- [YOUR ASSIGNMENT]: Give back every line of the material exactly. Skip the pictures.

'''

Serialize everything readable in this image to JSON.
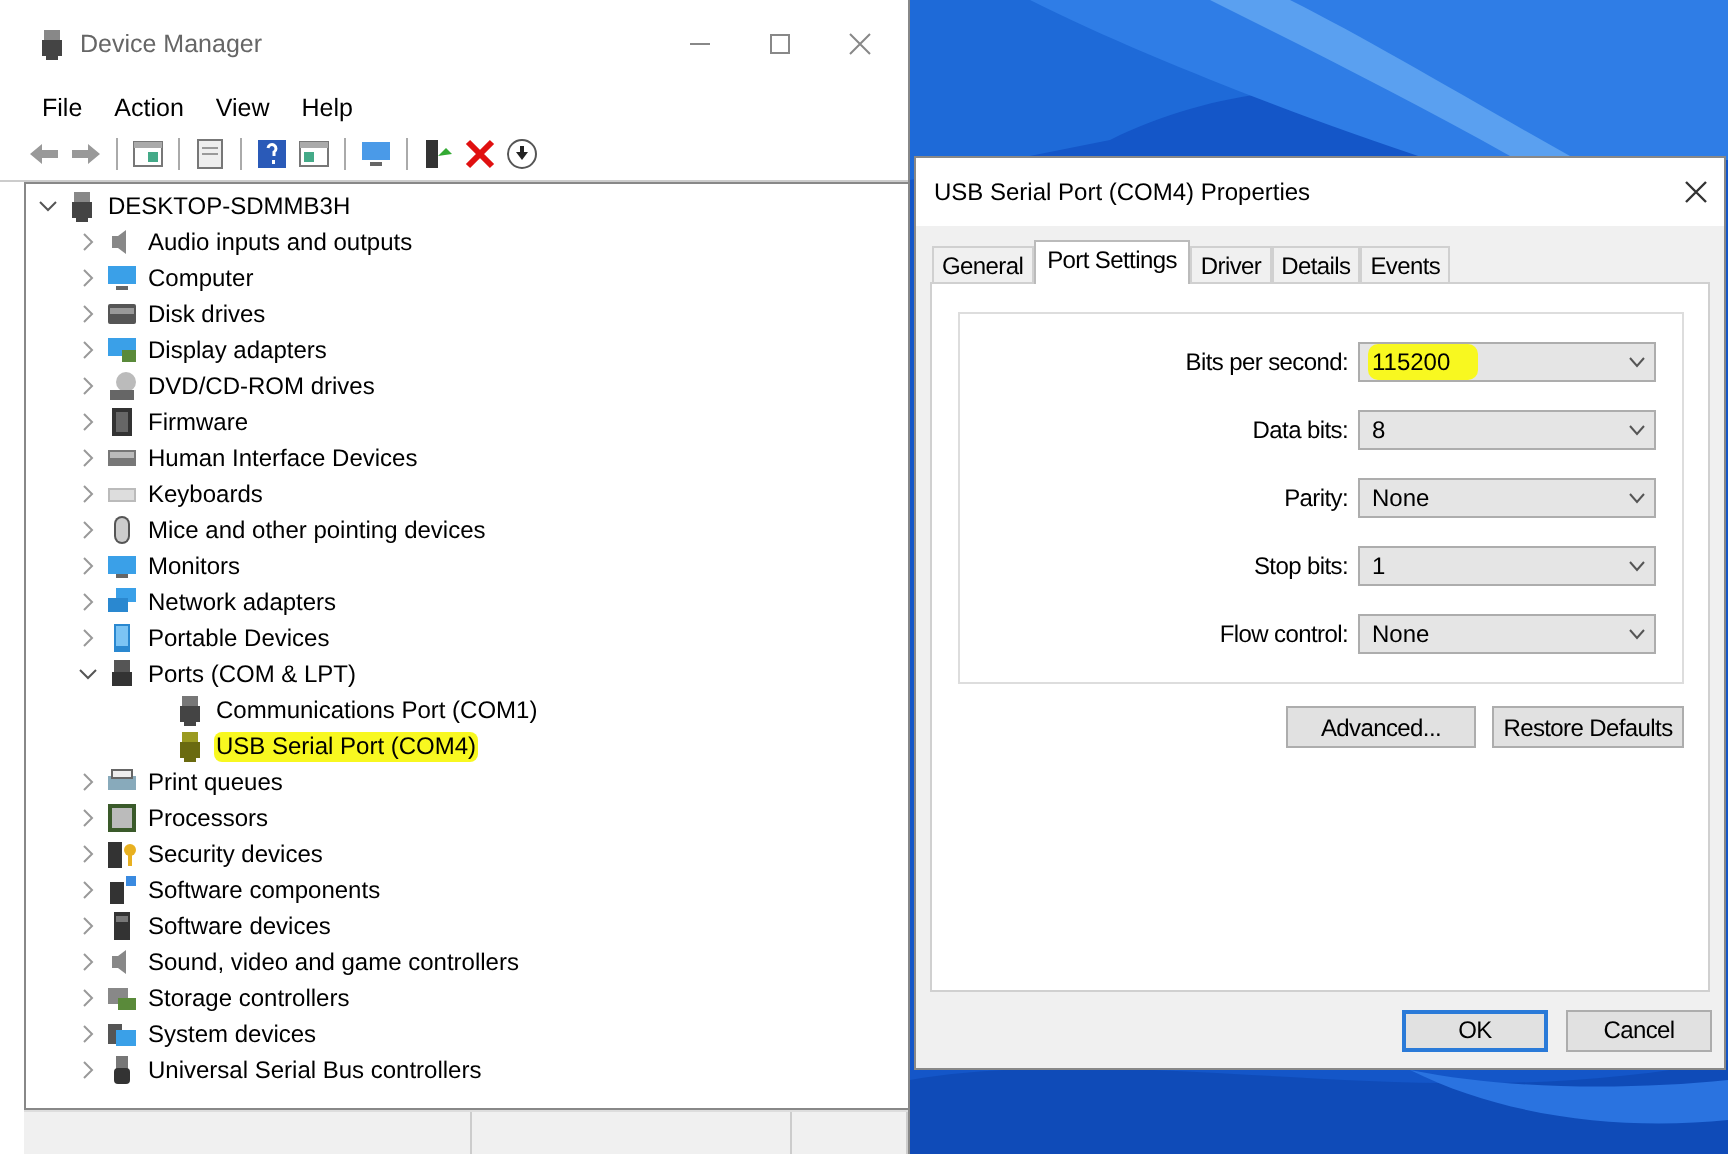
{
  "device_manager": {
    "title": "Device Manager",
    "menu": [
      "File",
      "Action",
      "View",
      "Help"
    ],
    "tree": {
      "label": "DESKTOP-SDMMB3H",
      "expanded": true,
      "children": [
        {
          "label": "Audio inputs and outputs",
          "expanded": false
        },
        {
          "label": "Computer",
          "expanded": false
        },
        {
          "label": "Disk drives",
          "expanded": false
        },
        {
          "label": "Display adapters",
          "expanded": false
        },
        {
          "label": "DVD/CD-ROM drives",
          "expanded": false
        },
        {
          "label": "Firmware",
          "expanded": false
        },
        {
          "label": "Human Interface Devices",
          "expanded": false
        },
        {
          "label": "Keyboards",
          "expanded": false
        },
        {
          "label": "Mice and other pointing devices",
          "expanded": false
        },
        {
          "label": "Monitors",
          "expanded": false
        },
        {
          "label": "Network adapters",
          "expanded": false
        },
        {
          "label": "Portable Devices",
          "expanded": false
        },
        {
          "label": "Ports (COM & LPT)",
          "expanded": true,
          "children": [
            {
              "label": "Communications Port (COM1)",
              "highlighted": false
            },
            {
              "label": "USB Serial Port (COM4)",
              "highlighted": true
            }
          ]
        },
        {
          "label": "Print queues",
          "expanded": false
        },
        {
          "label": "Processors",
          "expanded": false
        },
        {
          "label": "Security devices",
          "expanded": false
        },
        {
          "label": "Software components",
          "expanded": false
        },
        {
          "label": "Software devices",
          "expanded": false
        },
        {
          "label": "Sound, video and game controllers",
          "expanded": false
        },
        {
          "label": "Storage controllers",
          "expanded": false
        },
        {
          "label": "System devices",
          "expanded": false
        },
        {
          "label": "Universal Serial Bus controllers",
          "expanded": false
        }
      ]
    }
  },
  "dialog": {
    "title": "USB Serial Port (COM4) Properties",
    "tabs": [
      {
        "label": "General",
        "selected": false
      },
      {
        "label": "Port Settings",
        "selected": true
      },
      {
        "label": "Driver",
        "selected": false
      },
      {
        "label": "Details",
        "selected": false
      },
      {
        "label": "Events",
        "selected": false
      }
    ],
    "fields": [
      {
        "label": "Bits per second:",
        "value": "115200",
        "highlighted": true
      },
      {
        "label": "Data bits:",
        "value": "8",
        "highlighted": false
      },
      {
        "label": "Parity:",
        "value": "None",
        "highlighted": false
      },
      {
        "label": "Stop bits:",
        "value": "1",
        "highlighted": false
      },
      {
        "label": "Flow control:",
        "value": "None",
        "highlighted": false
      }
    ],
    "buttons": [
      "Advanced...",
      "Restore Defaults"
    ],
    "footer_buttons": [
      {
        "label": "OK",
        "default": true
      },
      {
        "label": "Cancel",
        "default": false
      }
    ]
  }
}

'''

- [SOLVED PROBLEM]:
Serialize everything readable in this image to JSON.
{
  "device_manager": {
    "title": "Device Manager",
    "menu": [
      "File",
      "Action",
      "View",
      "Help"
    ],
    "tree": {
      "label": "DESKTOP-SDMMB3H",
      "expanded": true,
      "children": [
        {
          "label": "Audio inputs and outputs",
          "expanded": false
        },
        {
          "label": "Computer",
          "expanded": false
        },
        {
          "label": "Disk drives",
          "expanded": false
        },
        {
          "label": "Display adapters",
          "expanded": false
        },
        {
          "label": "DVD/CD-ROM drives",
          "expanded": false
        },
        {
          "label": "Firmware",
          "expanded": false
        },
        {
          "label": "Human Interface Devices",
          "expanded": false
        },
        {
          "label": "Keyboards",
          "expanded": false
        },
        {
          "label": "Mice and other pointing devices",
          "expanded": false
        },
        {
          "label": "Monitors",
          "expanded": false
        },
        {
          "label": "Network adapters",
          "expanded": false
        },
        {
          "label": "Portable Devices",
          "expanded": false
        },
        {
          "label": "Ports (COM & LPT)",
          "expanded": true,
          "children": [
            {
              "label": "Communications Port (COM1)",
              "highlighted": false
            },
            {
              "label": "USB Serial Port (COM4)",
              "highlighted": true
            }
          ]
        },
        {
          "label": "Print queues",
          "expanded": false
        },
        {
          "label": "Processors",
          "expanded": false
        },
        {
          "label": "Security devices",
          "expanded": false
        },
        {
          "label": "Software components",
          "expanded": false
        },
        {
          "label": "Software devices",
          "expanded": false
        },
        {
          "label": "Sound, video and game controllers",
          "expanded": false
        },
        {
          "label": "Storage controllers",
          "expanded": false
        },
        {
          "label": "System devices",
          "expanded": false
        },
        {
          "label": "Universal Serial Bus controllers",
          "expanded": false
        }
      ]
    }
  },
  "dialog": {
    "title": "USB Serial Port (COM4) Properties",
    "tabs": [
      {
        "label": "General",
        "selected": false
      },
      {
        "label": "Port Settings",
        "selected": true
      },
      {
        "label": "Driver",
        "selected": false
      },
      {
        "label": "Details",
        "selected": false
      },
      {
        "label": "Events",
        "selected": false
      }
    ],
    "fields": [
      {
        "label": "Bits per second:",
        "value": "115200",
        "highlighted": true
      },
      {
        "label": "Data bits:",
        "value": "8",
        "highlighted": false
      },
      {
        "label": "Parity:",
        "value": "None",
        "highlighted": false
      },
      {
        "label": "Stop bits:",
        "value": "1",
        "highlighted": false
      },
      {
        "label": "Flow control:",
        "value": "None",
        "highlighted": false
      }
    ],
    "buttons": [
      "Advanced...",
      "Restore Defaults"
    ],
    "footer_buttons": [
      {
        "label": "OK",
        "default": true
      },
      {
        "label": "Cancel",
        "default": false
      }
    ]
  }
}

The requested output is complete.